The men, including former police officer Richard Barklie, were involved in an incident in which a black Frenchman was repeatedly shoved off a metro train carriage ahead of Chelsea's Champions League match against Paris Saint Germain.
"This was an abhorrent, nasty, offensive, arrogant and utterly unacceptable behaviour and cannot be allowed in modern, civilised society," district judge Gareth Branston said at Stratford Magistrates Court in east London.
"It must be stamped out," he said.
Branston said the 50-year-old Barklie and 20-year-old former finance worker Josh Parsons had played a leading role in the racist abuse and in pushing Souleymane Sylla off the train.
He accused them of "aggressive, disorderly conduct".
Barklie had defended himself in court, saying there was no racist motive in pushing Sylla and accusing the Frenchman of "aggression" for trying to board a crowded train.
Barklie, Parsons and William Simpson, 26, received court orders banning them from all football matches for five years.
A fourth fan, 20-year-old Jordan Munday, was accused of joining in racist chanting and banned for three years.
A fifth fan in the same case, Dean Callis, 32, has already received a five-year banning order for his role.

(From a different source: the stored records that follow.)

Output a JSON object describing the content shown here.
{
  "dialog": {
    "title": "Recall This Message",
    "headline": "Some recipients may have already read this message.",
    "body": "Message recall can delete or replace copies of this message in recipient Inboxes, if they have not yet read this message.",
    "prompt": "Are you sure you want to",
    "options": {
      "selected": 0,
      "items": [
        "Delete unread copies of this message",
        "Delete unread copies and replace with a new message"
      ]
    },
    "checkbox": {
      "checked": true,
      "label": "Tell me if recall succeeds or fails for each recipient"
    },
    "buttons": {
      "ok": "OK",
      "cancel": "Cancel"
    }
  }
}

The incident, captured on the mobile phone of a British expatriate, sparked widespread condemnation and has already prompted Chelsea to ban the five supporters from Stamford Bridge.